How to complete this task
Where a line of the listing below includes the word "neighbours", reproduce that line.

Dataset content
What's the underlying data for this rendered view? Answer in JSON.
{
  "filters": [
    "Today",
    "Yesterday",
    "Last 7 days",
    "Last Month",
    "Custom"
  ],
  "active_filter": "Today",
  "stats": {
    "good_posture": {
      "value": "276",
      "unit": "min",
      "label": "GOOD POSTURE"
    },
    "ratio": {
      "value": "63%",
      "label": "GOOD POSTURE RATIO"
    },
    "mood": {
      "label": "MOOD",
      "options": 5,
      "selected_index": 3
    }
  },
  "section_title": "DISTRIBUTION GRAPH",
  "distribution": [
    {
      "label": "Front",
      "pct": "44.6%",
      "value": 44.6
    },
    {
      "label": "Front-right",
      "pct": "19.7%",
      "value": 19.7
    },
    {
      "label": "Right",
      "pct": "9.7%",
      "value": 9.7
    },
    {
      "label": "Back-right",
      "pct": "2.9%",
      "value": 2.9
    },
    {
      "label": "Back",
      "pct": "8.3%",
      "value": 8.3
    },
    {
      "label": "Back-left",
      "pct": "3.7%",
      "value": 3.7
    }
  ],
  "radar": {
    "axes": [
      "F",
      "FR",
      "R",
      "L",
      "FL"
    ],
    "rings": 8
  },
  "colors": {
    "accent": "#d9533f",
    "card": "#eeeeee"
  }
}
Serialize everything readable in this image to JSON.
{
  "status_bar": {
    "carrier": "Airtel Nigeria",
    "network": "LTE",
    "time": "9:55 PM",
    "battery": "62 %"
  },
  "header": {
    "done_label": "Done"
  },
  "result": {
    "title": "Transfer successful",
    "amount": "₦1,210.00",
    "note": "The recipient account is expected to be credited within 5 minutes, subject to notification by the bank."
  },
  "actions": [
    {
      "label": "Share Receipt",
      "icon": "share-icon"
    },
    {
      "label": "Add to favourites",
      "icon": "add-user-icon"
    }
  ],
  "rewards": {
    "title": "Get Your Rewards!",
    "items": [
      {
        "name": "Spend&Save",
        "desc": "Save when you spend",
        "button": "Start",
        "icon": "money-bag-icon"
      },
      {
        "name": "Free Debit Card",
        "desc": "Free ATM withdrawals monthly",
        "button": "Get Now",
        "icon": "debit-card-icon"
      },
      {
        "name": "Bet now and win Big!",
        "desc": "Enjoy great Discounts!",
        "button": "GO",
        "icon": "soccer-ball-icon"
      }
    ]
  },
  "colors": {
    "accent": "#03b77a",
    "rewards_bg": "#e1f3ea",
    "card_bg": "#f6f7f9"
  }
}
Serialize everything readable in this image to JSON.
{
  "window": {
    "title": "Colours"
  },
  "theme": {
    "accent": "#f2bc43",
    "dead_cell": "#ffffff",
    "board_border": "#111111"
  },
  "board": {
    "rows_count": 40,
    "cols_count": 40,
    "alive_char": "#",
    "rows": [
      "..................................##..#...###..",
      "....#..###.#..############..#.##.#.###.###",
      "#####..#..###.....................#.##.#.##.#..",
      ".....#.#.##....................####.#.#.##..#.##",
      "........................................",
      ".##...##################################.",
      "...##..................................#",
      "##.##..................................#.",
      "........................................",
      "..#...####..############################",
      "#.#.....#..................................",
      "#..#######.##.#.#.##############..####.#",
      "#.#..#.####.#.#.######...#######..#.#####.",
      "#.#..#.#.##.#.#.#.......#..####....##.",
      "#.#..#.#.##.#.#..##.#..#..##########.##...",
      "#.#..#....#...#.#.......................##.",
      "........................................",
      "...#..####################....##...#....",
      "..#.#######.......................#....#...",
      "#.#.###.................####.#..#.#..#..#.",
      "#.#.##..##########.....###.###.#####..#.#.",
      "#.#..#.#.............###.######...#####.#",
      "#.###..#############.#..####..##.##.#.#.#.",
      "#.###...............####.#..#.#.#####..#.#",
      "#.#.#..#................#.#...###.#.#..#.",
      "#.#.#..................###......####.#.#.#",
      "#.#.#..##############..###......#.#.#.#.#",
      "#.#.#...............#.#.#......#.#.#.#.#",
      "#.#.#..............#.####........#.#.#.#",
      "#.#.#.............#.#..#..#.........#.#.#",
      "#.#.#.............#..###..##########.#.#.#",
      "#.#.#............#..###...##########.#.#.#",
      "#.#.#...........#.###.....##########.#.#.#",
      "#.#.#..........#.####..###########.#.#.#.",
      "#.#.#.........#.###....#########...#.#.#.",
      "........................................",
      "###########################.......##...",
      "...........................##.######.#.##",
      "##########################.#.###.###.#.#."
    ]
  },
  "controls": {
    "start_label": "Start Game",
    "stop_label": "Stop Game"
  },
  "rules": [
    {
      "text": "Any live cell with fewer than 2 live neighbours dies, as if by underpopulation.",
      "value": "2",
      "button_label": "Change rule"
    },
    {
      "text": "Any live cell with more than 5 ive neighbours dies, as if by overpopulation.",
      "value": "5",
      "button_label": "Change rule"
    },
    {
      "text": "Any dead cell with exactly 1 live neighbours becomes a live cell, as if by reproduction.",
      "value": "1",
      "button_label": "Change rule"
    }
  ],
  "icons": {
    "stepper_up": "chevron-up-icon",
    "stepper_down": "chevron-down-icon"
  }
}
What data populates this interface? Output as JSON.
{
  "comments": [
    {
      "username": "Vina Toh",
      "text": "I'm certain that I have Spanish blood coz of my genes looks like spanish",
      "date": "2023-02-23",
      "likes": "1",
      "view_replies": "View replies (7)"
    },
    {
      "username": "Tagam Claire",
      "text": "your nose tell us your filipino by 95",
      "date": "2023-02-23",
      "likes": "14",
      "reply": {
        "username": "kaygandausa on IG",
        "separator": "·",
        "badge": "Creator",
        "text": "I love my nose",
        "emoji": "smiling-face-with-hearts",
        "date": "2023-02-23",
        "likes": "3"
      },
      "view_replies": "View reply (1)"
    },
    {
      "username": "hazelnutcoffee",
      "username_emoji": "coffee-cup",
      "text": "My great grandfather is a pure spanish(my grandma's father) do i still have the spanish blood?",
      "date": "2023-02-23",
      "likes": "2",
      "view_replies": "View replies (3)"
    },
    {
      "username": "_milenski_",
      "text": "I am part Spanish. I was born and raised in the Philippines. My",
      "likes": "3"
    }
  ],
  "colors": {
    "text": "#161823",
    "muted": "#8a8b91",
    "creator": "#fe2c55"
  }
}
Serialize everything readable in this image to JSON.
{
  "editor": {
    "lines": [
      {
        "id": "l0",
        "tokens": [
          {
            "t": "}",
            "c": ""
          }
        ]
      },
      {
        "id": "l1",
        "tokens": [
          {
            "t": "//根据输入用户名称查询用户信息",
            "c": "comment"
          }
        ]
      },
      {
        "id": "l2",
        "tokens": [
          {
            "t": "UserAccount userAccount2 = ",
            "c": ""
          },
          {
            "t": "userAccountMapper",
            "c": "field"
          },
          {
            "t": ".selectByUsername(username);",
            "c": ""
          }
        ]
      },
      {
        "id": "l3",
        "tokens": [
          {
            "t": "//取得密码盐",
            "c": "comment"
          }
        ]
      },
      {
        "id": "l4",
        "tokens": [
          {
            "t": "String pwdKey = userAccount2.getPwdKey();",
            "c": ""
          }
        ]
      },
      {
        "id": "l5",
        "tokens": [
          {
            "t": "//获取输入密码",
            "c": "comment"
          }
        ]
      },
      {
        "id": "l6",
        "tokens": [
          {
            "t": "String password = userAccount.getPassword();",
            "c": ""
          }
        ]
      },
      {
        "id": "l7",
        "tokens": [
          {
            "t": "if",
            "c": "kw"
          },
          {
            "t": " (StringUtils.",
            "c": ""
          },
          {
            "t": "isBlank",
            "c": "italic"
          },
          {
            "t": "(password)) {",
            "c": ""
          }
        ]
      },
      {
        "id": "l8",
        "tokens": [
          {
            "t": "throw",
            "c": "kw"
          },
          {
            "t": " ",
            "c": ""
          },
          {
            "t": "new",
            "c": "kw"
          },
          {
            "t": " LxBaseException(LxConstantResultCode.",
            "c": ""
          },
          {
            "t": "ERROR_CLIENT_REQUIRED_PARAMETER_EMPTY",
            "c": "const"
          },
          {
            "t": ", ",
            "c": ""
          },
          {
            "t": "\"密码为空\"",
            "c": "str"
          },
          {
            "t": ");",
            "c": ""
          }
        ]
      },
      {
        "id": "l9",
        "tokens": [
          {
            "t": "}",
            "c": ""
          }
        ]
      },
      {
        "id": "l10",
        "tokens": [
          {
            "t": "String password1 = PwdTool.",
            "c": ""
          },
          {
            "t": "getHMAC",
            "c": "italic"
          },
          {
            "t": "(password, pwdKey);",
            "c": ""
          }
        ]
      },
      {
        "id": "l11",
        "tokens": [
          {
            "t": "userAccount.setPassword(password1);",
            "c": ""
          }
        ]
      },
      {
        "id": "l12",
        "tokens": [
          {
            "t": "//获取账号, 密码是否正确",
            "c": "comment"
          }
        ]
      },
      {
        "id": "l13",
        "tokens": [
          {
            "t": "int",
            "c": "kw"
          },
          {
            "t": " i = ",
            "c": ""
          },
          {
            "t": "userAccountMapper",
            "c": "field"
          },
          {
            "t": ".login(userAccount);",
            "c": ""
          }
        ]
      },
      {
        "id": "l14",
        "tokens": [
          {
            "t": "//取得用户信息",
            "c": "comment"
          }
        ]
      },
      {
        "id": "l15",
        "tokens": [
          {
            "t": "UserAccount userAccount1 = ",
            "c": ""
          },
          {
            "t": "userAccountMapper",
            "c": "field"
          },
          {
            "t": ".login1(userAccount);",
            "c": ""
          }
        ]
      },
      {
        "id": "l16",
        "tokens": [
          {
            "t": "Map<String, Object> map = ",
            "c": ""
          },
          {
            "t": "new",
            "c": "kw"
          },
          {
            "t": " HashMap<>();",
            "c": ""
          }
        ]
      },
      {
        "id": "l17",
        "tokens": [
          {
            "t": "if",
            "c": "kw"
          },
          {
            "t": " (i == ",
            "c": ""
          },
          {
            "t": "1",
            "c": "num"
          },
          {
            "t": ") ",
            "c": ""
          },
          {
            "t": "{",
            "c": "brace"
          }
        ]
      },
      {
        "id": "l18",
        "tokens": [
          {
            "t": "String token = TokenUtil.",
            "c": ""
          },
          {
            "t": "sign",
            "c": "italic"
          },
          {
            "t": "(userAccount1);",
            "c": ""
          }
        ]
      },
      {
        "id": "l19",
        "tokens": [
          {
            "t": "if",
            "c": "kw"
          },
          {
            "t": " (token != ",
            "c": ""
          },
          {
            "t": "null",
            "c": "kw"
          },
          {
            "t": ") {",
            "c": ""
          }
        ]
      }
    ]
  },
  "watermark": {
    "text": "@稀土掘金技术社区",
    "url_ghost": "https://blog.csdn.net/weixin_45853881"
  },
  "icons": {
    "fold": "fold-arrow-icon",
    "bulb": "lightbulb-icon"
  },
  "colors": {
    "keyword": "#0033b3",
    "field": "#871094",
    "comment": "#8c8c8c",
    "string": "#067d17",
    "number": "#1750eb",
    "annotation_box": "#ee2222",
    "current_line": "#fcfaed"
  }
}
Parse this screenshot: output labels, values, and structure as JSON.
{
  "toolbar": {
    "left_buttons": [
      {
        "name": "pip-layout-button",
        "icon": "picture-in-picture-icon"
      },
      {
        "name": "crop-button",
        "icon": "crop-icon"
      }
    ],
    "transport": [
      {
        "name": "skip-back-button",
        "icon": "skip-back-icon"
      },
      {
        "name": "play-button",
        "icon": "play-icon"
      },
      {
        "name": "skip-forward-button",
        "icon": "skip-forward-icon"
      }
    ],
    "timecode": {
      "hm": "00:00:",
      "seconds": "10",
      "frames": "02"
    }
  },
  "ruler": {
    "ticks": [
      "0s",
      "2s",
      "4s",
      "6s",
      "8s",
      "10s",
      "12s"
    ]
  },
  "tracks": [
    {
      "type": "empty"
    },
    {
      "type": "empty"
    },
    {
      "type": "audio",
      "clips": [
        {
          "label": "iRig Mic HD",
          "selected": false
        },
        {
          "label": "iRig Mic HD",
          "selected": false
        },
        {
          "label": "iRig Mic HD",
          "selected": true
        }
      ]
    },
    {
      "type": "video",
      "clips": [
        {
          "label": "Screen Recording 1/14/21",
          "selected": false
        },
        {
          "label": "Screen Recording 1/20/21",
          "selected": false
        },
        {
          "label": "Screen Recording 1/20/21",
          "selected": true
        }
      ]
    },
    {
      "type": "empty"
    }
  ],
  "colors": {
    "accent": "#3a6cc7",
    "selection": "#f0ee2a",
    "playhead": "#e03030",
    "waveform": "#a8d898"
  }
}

Output for this exercise
      "text": "Any live cell with fewer than 2 live neighbours dies, as if by underpopulation.",
      "text": "Any live cell with more than 5 ive neighbours dies, as if by overpopulation.",
      "text": "Any dead cell with exactly 1 live neighbours becomes a live cell, as if by reproduction.",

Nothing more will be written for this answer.